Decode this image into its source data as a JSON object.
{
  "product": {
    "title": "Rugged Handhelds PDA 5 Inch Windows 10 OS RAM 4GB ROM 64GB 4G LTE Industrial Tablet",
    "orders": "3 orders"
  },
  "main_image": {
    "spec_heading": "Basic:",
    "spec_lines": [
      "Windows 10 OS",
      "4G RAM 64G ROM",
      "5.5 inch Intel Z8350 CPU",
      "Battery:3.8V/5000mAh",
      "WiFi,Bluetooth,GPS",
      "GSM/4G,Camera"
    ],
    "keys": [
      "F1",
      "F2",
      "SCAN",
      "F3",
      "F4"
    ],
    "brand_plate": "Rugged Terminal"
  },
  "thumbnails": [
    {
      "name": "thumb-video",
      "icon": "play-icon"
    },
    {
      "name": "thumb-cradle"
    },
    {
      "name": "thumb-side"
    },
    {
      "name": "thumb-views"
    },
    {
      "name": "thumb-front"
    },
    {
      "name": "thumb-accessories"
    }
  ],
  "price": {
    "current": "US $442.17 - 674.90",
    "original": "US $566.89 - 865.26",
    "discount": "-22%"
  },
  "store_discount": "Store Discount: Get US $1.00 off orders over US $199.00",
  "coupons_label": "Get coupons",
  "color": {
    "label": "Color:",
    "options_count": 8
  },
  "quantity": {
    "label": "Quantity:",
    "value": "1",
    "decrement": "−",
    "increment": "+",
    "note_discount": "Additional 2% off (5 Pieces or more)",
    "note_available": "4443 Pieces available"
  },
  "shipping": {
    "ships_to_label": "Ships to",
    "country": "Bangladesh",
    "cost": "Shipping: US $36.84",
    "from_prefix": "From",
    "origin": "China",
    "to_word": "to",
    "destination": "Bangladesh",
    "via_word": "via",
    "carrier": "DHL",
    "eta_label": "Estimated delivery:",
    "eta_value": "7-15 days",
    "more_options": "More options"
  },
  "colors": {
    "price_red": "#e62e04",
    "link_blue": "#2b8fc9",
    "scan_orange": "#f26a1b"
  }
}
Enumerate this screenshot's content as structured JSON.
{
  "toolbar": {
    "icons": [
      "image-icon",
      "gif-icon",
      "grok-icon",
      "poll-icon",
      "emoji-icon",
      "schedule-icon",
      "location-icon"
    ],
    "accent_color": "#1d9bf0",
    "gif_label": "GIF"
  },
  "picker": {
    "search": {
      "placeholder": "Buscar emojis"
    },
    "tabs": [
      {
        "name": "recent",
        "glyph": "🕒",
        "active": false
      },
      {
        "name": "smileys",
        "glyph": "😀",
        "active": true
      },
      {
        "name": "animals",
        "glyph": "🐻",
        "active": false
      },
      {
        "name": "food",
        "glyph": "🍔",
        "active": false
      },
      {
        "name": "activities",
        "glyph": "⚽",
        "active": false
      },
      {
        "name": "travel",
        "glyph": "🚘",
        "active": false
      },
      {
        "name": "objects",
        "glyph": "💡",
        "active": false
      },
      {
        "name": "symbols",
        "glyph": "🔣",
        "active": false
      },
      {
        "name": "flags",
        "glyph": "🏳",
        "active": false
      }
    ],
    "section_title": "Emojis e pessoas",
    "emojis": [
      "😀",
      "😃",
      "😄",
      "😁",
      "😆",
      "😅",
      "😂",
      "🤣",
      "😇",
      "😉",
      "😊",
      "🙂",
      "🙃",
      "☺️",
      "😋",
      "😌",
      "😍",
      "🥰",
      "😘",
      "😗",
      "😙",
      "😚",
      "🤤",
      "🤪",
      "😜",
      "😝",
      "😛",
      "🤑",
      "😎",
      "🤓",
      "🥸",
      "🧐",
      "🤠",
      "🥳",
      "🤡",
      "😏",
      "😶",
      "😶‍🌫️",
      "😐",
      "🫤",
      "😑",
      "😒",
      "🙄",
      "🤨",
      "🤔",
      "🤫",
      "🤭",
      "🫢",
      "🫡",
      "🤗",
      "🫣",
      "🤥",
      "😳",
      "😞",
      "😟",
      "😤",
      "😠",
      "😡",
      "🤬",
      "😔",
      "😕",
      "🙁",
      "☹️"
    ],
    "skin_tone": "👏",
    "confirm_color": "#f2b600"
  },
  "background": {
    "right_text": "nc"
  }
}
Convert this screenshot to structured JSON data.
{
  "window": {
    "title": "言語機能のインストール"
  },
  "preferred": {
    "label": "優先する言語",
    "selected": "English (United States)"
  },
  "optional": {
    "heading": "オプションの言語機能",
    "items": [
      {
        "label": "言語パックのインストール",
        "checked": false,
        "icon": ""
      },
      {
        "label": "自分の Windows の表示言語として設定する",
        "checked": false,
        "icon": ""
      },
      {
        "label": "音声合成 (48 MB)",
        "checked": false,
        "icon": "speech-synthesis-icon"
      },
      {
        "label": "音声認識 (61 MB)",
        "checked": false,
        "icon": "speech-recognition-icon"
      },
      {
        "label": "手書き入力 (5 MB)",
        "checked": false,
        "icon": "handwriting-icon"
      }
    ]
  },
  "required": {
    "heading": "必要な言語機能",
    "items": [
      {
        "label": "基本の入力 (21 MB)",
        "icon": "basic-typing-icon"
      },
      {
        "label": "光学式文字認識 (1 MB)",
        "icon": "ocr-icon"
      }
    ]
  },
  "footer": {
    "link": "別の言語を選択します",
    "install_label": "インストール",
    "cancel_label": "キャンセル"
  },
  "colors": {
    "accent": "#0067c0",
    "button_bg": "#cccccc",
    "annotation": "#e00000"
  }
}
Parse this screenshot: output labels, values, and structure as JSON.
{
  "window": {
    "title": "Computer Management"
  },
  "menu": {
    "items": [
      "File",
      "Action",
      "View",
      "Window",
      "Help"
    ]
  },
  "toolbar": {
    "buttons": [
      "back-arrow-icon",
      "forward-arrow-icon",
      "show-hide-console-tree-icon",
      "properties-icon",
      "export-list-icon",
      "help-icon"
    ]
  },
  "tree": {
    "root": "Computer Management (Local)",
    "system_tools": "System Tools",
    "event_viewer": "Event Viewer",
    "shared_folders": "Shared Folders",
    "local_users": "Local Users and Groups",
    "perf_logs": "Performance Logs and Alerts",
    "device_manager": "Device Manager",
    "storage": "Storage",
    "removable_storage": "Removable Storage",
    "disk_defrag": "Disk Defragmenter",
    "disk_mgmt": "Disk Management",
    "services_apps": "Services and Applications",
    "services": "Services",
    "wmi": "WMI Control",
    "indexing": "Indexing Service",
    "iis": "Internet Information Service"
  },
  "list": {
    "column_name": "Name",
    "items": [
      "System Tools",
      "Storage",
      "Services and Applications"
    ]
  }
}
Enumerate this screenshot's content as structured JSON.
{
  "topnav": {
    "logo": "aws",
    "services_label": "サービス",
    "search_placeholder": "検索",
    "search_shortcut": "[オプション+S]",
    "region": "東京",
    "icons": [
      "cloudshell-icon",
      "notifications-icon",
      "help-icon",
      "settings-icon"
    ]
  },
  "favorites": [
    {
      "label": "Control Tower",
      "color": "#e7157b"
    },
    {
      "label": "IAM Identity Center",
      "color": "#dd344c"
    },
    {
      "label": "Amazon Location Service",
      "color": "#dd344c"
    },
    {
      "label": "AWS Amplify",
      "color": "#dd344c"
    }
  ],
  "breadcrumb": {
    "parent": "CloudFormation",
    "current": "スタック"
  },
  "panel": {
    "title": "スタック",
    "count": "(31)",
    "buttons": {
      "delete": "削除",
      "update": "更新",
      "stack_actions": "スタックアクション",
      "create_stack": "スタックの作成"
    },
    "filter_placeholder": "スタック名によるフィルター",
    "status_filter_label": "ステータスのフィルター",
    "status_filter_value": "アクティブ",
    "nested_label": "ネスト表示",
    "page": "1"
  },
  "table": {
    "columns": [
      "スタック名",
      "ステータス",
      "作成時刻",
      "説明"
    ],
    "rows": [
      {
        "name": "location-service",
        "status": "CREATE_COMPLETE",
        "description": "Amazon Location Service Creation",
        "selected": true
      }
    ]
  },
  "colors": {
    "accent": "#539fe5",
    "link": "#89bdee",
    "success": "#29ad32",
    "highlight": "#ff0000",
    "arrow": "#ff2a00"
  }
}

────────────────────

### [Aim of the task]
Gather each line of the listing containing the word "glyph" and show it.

### [Task answer]
        "glyph": "🕒",
        "glyph": "😀",
        "glyph": "🐻",
        "glyph": "🍔",
        "glyph": "⚽",
        "glyph": "🚘",
        "glyph": "💡",
        "glyph": "🔣",
        "glyph": "🏳",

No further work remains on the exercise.